• [INPUT MATERIAL]:
◇ ◇ ◇ ◇ ◇

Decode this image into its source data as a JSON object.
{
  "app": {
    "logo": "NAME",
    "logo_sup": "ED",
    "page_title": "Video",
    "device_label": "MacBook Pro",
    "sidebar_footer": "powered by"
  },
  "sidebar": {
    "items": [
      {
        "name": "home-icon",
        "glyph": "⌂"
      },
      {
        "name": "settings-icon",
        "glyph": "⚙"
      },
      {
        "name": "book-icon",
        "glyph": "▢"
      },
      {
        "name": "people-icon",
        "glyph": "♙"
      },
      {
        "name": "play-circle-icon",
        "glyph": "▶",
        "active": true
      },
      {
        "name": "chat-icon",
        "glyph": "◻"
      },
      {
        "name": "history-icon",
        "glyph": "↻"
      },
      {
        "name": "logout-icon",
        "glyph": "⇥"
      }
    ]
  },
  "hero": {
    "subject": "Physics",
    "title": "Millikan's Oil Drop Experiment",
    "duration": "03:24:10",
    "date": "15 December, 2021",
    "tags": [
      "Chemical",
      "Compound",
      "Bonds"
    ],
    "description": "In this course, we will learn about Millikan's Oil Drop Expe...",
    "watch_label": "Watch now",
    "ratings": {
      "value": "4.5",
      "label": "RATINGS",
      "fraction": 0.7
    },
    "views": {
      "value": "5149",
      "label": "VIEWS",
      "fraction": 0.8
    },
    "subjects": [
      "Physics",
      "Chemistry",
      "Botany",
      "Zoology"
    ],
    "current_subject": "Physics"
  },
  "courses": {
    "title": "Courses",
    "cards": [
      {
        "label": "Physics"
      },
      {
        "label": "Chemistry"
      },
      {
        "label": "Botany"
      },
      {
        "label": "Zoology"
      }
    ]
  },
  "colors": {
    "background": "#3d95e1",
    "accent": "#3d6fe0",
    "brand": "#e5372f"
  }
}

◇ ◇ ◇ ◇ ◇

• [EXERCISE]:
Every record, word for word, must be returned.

• [ANSWER AREA]:
Decode this image into its source data as a JSON object.
{
  "app": {
    "logo": "NAME",
    "logo_sup": "ED",
    "page_title": "Video",
    "device_label": "MacBook Pro",
    "sidebar_footer": "powered by"
  },
  "sidebar": {
    "items": [
      {
        "name": "home-icon",
        "glyph": "⌂"
      },
      {
        "name": "settings-icon",
        "glyph": "⚙"
      },
      {
        "name": "book-icon",
        "glyph": "▢"
      },
      {
        "name": "people-icon",
        "glyph": "♙"
      },
      {
        "name": "play-circle-icon",
        "glyph": "▶",
        "active": true
      },
      {
        "name": "chat-icon",
        "glyph": "◻"
      },
      {
        "name": "history-icon",
        "glyph": "↻"
      },
      {
        "name": "logout-icon",
        "glyph": "⇥"
      }
    ]
  },
  "hero": {
    "subject": "Physics",
    "title": "Millikan's Oil Drop Experiment",
    "duration": "03:24:10",
    "date": "15 December, 2021",
    "tags": [
      "Chemical",
      "Compound",
      "Bonds"
    ],
    "description": "In this course, we will learn about Millikan's Oil Drop Expe...",
    "watch_label": "Watch now",
    "ratings": {
      "value": "4.5",
      "label": "RATINGS",
      "fraction": 0.7
    },
    "views": {
      "value": "5149",
      "label": "VIEWS",
      "fraction": 0.8
    },
    "subjects": [
      "Physics",
      "Chemistry",
      "Botany",
      "Zoology"
    ],
    "current_subject": "Physics"
  },
  "courses": {
    "title": "Courses",
    "cards": [
      {
        "label": "Physics"
      },
      {
        "label": "Chemistry"
      },
      {
        "label": "Botany"
      },
      {
        "label": "Zoology"
      }
    ]
  },
  "colors": {
    "background": "#3d95e1",
    "accent": "#3d6fe0",
    "brand": "#e5372f"
  }
}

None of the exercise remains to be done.